REQUIRED WORK -
This calls for a word-for-word copy of all the data, with each picture removed.

(MATERIALS PROVIDED Opens)

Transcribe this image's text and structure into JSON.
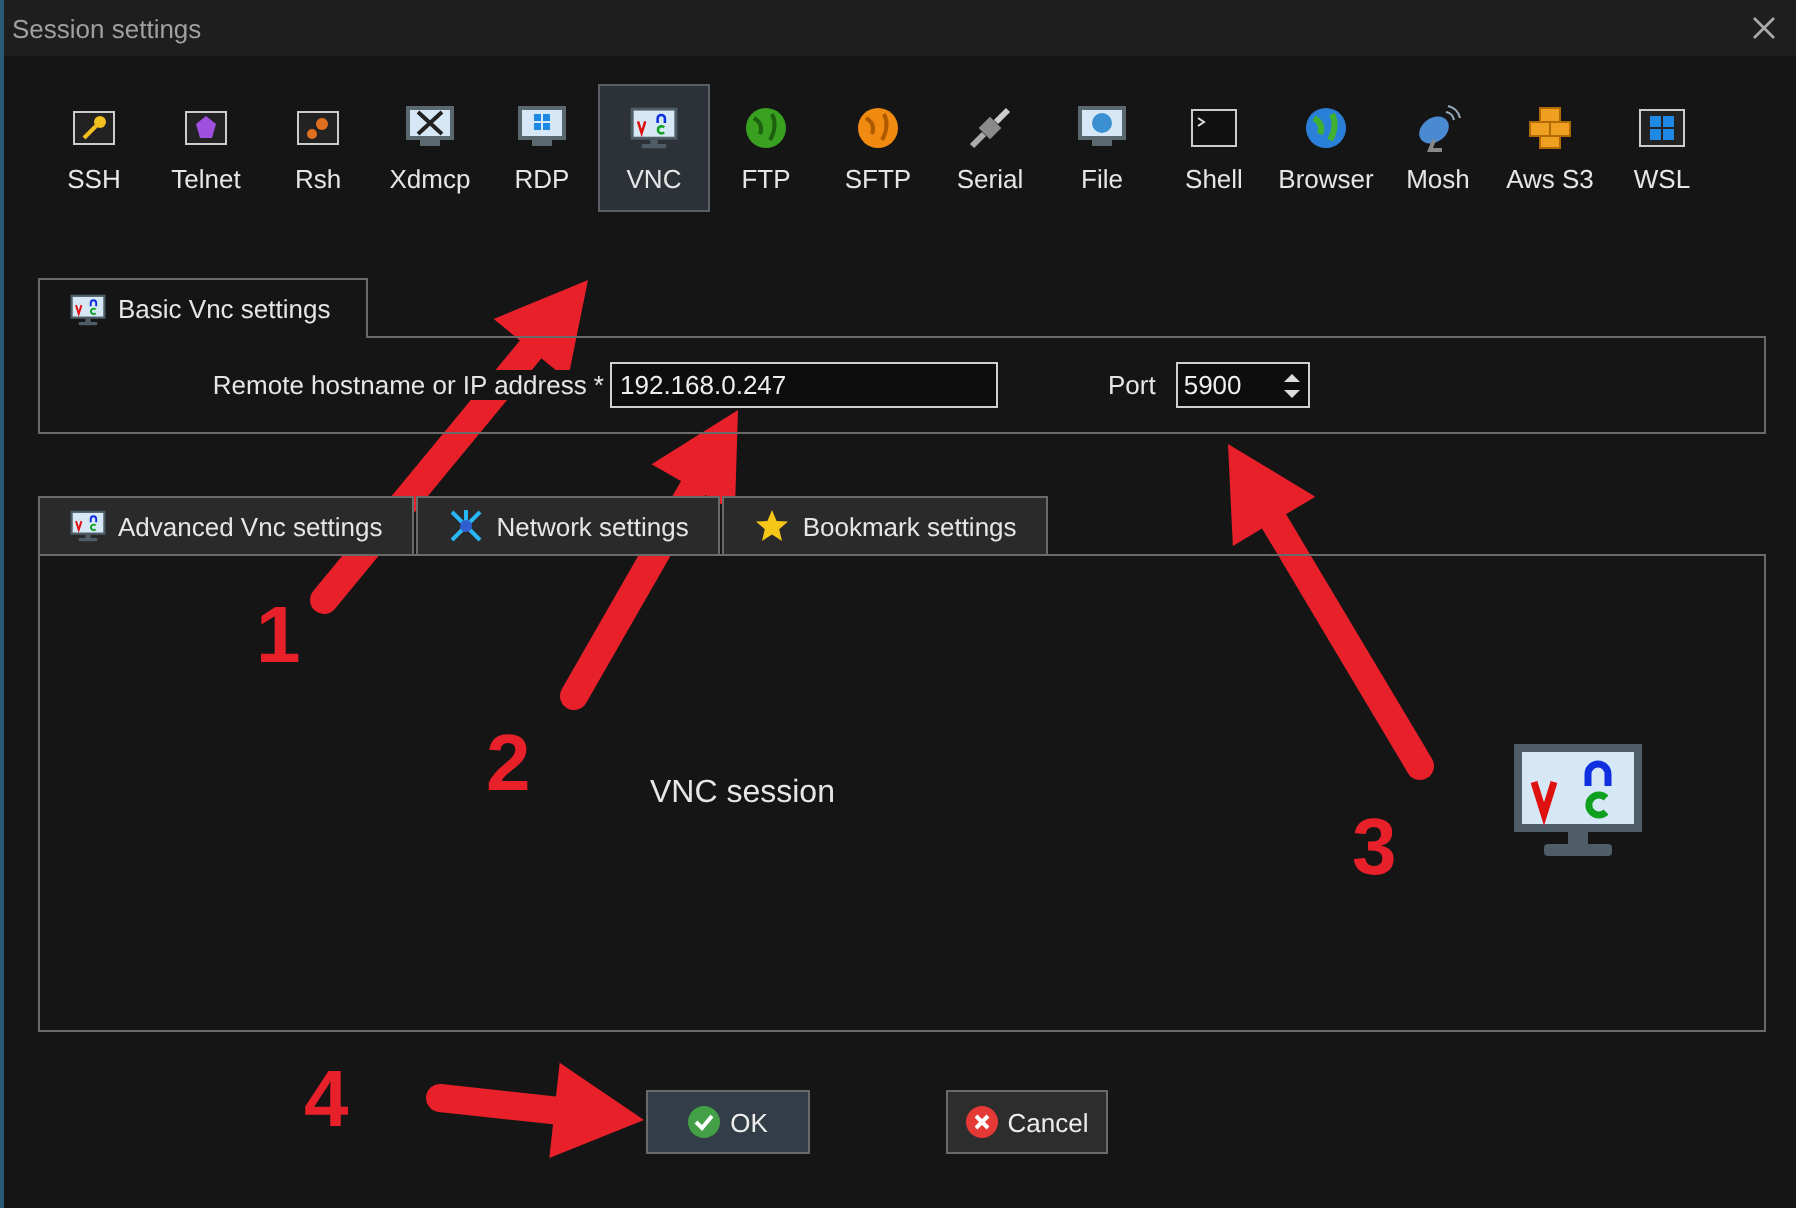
{
  "window": {
    "title": "Session settings"
  },
  "protocols": [
    {
      "label": "SSH",
      "selected": false
    },
    {
      "label": "Telnet",
      "selected": false
    },
    {
      "label": "Rsh",
      "selected": false
    },
    {
      "label": "Xdmcp",
      "selected": false
    },
    {
      "label": "RDP",
      "selected": false
    },
    {
      "label": "VNC",
      "selected": true
    },
    {
      "label": "FTP",
      "selected": false
    },
    {
      "label": "SFTP",
      "selected": false
    },
    {
      "label": "Serial",
      "selected": false
    },
    {
      "label": "File",
      "selected": false
    },
    {
      "label": "Shell",
      "selected": false
    },
    {
      "label": "Browser",
      "selected": false
    },
    {
      "label": "Mosh",
      "selected": false
    },
    {
      "label": "Aws S3",
      "selected": false
    },
    {
      "label": "WSL",
      "selected": false
    }
  ],
  "basic": {
    "tab": "Basic Vnc settings",
    "host_label": "Remote hostname or IP address *",
    "host_value": "192.168.0.247",
    "port_label": "Port",
    "port_value": "5900"
  },
  "tabs": [
    {
      "label": "Advanced Vnc settings"
    },
    {
      "label": "Network settings"
    },
    {
      "label": "Bookmark settings"
    }
  ],
  "panel": {
    "text": "VNC session"
  },
  "buttons": [
    {
      "label": "OK",
      "kind": "ok"
    },
    {
      "label": "Cancel",
      "kind": "cancel"
    }
  ],
  "annotations": [
    {
      "number": "1"
    },
    {
      "number": "2"
    },
    {
      "number": "3"
    },
    {
      "number": "4"
    }
  ]
}
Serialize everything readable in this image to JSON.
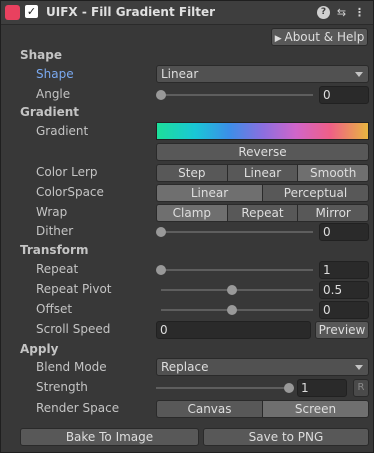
{
  "header": {
    "logo_text": "UIFX",
    "title": "UIFX - Fill Gradient Filter"
  },
  "about_button": "About & Help",
  "sections": {
    "shape": "Shape",
    "gradient": "Gradient",
    "transform": "Transform",
    "apply": "Apply"
  },
  "shape": {
    "shape_label": "Shape",
    "shape_value": "Linear",
    "angle_label": "Angle",
    "angle_value": "0",
    "angle_fraction": 0
  },
  "gradient": {
    "gradient_label": "Gradient",
    "reverse_label": "Reverse",
    "color_lerp_label": "Color Lerp",
    "color_lerp_options": [
      "Step",
      "Linear",
      "Smooth"
    ],
    "color_lerp_selected": "Smooth",
    "colorspace_label": "ColorSpace",
    "colorspace_options": [
      "Linear",
      "Perceptual"
    ],
    "colorspace_selected": "Linear",
    "wrap_label": "Wrap",
    "wrap_options": [
      "Clamp",
      "Repeat",
      "Mirror"
    ],
    "wrap_selected": "Clamp",
    "dither_label": "Dither",
    "dither_value": "0",
    "dither_fraction": 0
  },
  "transform": {
    "repeat_label": "Repeat",
    "repeat_value": "1",
    "repeat_fraction": 0,
    "repeat_pivot_label": "Repeat Pivot",
    "repeat_pivot_value": "0.5",
    "repeat_pivot_fraction": 0.5,
    "offset_label": "Offset",
    "offset_value": "0",
    "offset_fraction": 0.5,
    "scroll_speed_label": "Scroll Speed",
    "scroll_speed_value": "0",
    "preview_label": "Preview"
  },
  "apply": {
    "blend_mode_label": "Blend Mode",
    "blend_mode_value": "Replace",
    "strength_label": "Strength",
    "strength_value": "1",
    "strength_fraction": 1,
    "lock_label": "R",
    "render_space_label": "Render Space",
    "render_space_options": [
      "Canvas",
      "Screen"
    ],
    "render_space_selected": "Screen"
  },
  "footer": {
    "bake_label": "Bake To Image",
    "save_label": "Save to PNG"
  }
}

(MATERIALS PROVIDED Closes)

THE ANSWER -
Transcribe this image's text and structure into JSON.
{
  "window": {
    "title": "Session settings"
  },
  "protocols": [
    {
      "label": "SSH",
      "selected": false
    },
    {
      "label": "Telnet",
      "selected": false
    },
    {
      "label": "Rsh",
      "selected": false
    },
    {
      "label": "Xdmcp",
      "selected": false
    },
    {
      "label": "RDP",
      "selected": false
    },
    {
      "label": "VNC",
      "selected": true
    },
    {
      "label": "FTP",
      "selected": false
    },
    {
      "label": "SFTP",
      "selected": false
    },
    {
      "label": "Serial",
      "selected": false
    },
    {
      "label": "File",
      "selected": false
    },
    {
      "label": "Shell",
      "selected": false
    },
    {
      "label": "Browser",
      "selected": false
    },
    {
      "label": "Mosh",
      "selected": false
    },
    {
      "label": "Aws S3",
      "selected": false
    },
    {
      "label": "WSL",
      "selected": false
    }
  ],
  "basic": {
    "tab": "Basic Vnc settings",
    "host_label": "Remote hostname or IP address *",
    "host_value": "192.168.0.247",
    "port_label": "Port",
    "port_value": "5900"
  },
  "tabs": [
    {
      "label": "Advanced Vnc settings"
    },
    {
      "label": "Network settings"
    },
    {
      "label": "Bookmark settings"
    }
  ],
  "panel": {
    "text": "VNC session"
  },
  "buttons": [
    {
      "label": "OK",
      "kind": "ok"
    },
    {
      "label": "Cancel",
      "kind": "cancel"
    }
  ],
  "annotations": [
    {
      "number": "1"
    },
    {
      "number": "2"
    },
    {
      "number": "3"
    },
    {
      "number": "4"
    }
  ]
}
Serialize everything readable in this image to JSON.
{
  "header": {
    "logo_text": "UIFX",
    "title": "UIFX - Fill Gradient Filter"
  },
  "about_button": "About & Help",
  "sections": {
    "shape": "Shape",
    "gradient": "Gradient",
    "transform": "Transform",
    "apply": "Apply"
  },
  "shape": {
    "shape_label": "Shape",
    "shape_value": "Linear",
    "angle_label": "Angle",
    "angle_value": "0",
    "angle_fraction": 0
  },
  "gradient": {
    "gradient_label": "Gradient",
    "reverse_label": "Reverse",
    "color_lerp_label": "Color Lerp",
    "color_lerp_options": [
      "Step",
      "Linear",
      "Smooth"
    ],
    "color_lerp_selected": "Smooth",
    "colorspace_label": "ColorSpace",
    "colorspace_options": [
      "Linear",
      "Perceptual"
    ],
    "colorspace_selected": "Linear",
    "wrap_label": "Wrap",
    "wrap_options": [
      "Clamp",
      "Repeat",
      "Mirror"
    ],
    "wrap_selected": "Clamp",
    "dither_label": "Dither",
    "dither_value": "0",
    "dither_fraction": 0
  },
  "transform": {
    "repeat_label": "Repeat",
    "repeat_value": "1",
    "repeat_fraction": 0,
    "repeat_pivot_label": "Repeat Pivot",
    "repeat_pivot_value": "0.5",
    "repeat_pivot_fraction": 0.5,
    "offset_label": "Offset",
    "offset_value": "0",
    "offset_fraction": 0.5,
    "scroll_speed_label": "Scroll Speed",
    "scroll_speed_value": "0",
    "preview_label": "Preview"
  },
  "apply": {
    "blend_mode_label": "Blend Mode",
    "blend_mode_value": "Replace",
    "strength_label": "Strength",
    "strength_value": "1",
    "strength_fraction": 1,
    "lock_label": "R",
    "render_space_label": "Render Space",
    "render_space_options": [
      "Canvas",
      "Screen"
    ],
    "render_space_selected": "Screen"
  },
  "footer": {
    "bake_label": "Bake To Image",
    "save_label": "Save to PNG"
  }
}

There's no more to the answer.